Damien Coleman
Snap-on® Diagnostic Software Specialist 


The Brushless Direct Current (BLDC) motor

The rise in demand for ‘high-tech’ vehicles has challenged engineers to rethink and create more sophisticated internal systems that promote efficiency. The humble motor is a great example of this, with many vehicle manufacturers now using brushless direct current (DC) motors in automotive applications.

The brushless motor has many advantages when compared to conventional ‘brushed motors’:

  • It produces less noise since the interaction between the brushes and commutator is no longer a factor
  • No electrical arcing takes place
  • There is a greater service life. In theory, this motor should last the lifetime of the vehicle

While more efficient, the commutation control of the brushless motor is more complex.

Brushed Motor Operation

A conventional ‘brushed motor’ uses two brushes (one positive and one negative) to allow current to flow to the motor’s armature. The reason for this is that a magnetic field must be set up within the armature winding which opposes the magnetic field generated by the permanent magnets. These are attached to the motor casing (yoke). The opposing magnetic fields will cause the armature to rotate due to the repulsion/attraction of the magnetic field.

The polarity of the current flow through the armature is ‘switched’ by the commutator segments. These segments provide the link between the brushes and the armature. This allows for constant and smooth rotation of the armature while the current is flowing through the motor.

Understanding the Brushed Motor Waveform
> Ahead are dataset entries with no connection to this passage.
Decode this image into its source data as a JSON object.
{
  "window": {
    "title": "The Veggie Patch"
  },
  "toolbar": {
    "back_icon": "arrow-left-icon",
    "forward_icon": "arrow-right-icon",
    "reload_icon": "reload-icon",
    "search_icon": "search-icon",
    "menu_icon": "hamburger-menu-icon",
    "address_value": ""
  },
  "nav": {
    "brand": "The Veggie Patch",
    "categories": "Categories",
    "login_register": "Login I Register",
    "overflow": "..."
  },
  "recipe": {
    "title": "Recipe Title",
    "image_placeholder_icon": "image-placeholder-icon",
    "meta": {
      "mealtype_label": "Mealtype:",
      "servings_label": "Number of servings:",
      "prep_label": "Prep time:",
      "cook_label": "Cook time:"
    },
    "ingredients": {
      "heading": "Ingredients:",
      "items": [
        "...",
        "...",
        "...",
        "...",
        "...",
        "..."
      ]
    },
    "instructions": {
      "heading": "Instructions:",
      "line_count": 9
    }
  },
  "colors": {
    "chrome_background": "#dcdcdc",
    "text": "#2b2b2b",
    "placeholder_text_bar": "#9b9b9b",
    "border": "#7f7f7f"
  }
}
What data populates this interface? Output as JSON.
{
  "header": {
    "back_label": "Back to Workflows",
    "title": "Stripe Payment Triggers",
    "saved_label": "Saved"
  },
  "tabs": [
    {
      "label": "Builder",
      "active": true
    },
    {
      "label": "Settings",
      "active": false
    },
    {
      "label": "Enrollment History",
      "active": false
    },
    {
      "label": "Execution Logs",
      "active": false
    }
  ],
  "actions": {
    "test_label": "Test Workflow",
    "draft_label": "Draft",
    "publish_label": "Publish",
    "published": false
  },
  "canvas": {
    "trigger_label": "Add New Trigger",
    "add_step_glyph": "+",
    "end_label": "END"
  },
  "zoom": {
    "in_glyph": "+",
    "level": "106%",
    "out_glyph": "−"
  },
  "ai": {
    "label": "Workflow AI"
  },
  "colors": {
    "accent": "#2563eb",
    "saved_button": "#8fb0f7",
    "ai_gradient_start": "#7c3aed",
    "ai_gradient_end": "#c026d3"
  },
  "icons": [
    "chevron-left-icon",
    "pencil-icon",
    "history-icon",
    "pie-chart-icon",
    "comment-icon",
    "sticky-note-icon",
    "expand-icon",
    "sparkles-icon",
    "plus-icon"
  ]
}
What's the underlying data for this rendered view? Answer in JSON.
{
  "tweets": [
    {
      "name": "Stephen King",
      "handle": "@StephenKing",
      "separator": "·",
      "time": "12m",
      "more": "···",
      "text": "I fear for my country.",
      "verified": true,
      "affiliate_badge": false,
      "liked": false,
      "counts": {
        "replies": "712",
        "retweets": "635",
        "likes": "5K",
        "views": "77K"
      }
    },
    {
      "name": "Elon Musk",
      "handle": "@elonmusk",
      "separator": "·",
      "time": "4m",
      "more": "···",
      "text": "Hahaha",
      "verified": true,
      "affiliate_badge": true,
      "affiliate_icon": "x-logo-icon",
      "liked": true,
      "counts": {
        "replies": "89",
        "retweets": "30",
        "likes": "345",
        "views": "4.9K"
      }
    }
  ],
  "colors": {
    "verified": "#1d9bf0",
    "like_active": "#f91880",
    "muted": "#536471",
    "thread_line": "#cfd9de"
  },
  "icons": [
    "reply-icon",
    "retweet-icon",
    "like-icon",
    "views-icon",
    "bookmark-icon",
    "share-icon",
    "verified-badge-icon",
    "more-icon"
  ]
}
Figure 1 shows the current flow through a “brushed” fuel pump from a Ford Focus. The commutator has eight segments with each segment having a slightly different current profile. By identifying one segment, we can use the cursors to calculate the time for one revolution of the pump. In this example, the pump speed is 8.61ms for one revolution. This equates to almost 7,000 RPM. The calculation for this means that there are 60,000ms in one minute, equating to 60,000 / 8.61 = 6,969 RPM.

Figure 1: Brushed Motor Waveform

Brushless DC Motor Operation

A blockage in the fuel system will result in lower speed and higher current flow, whereas a leak within the fuel system will result in higher speed operation and lower current flow. Occasionally a vehicle may present with low fuel pressure with no visible leak. An area that should be investigated is the pipe from the fuel pump to the top of the tank unit. A leak here will result in a fuel leakage within the fuel tank.

Previously this was achieved by using digital hall-effect sensors on the rotating member of the motor. This resulted in additional hardware and cost. Another method is for the control module to motor the back electro-motive force (EMF) in the un-energized winding.

Figure 2 shows an illustration of a fuel pump control module. Note the colored winding, the yellow, green and blue all respond differently, which is explained further below

Figure 2: Fuel Pump Control Module

It must be noted that whichever winding is un-energized will have half the applied voltage present during operation. This is due to the connection point being between windings. Kirchhoff’s law states that the sum of the volt drops in a series circuit is equal to the applied voltage. This can be seen in figure 3.

Figure 3: Voltage drop in a series circuit

This table demonstrates the module control of each phase during operation. At any one time, a phase is on (PWM), connected to ground or uncoupled from the circuit. Figure 4 helps show what that should visually look like.



Figure 4: A visual of the 'on', 'ground' or 'uncoupled' phases

The oscilloscope waveforms below are from a vehicle and can be used to identify each phase’s control during normal operation. These images match the table above.

Waveform 1

Waveform 2

Waveform 3

Waveform 4

Waveform 5

Waveform 6

Guided Component Training

If you have a compatible Snap-on platform with Guided Component Tests, be sure to take a look at the Training Class. (See Figure 5.)

Figure 5: Training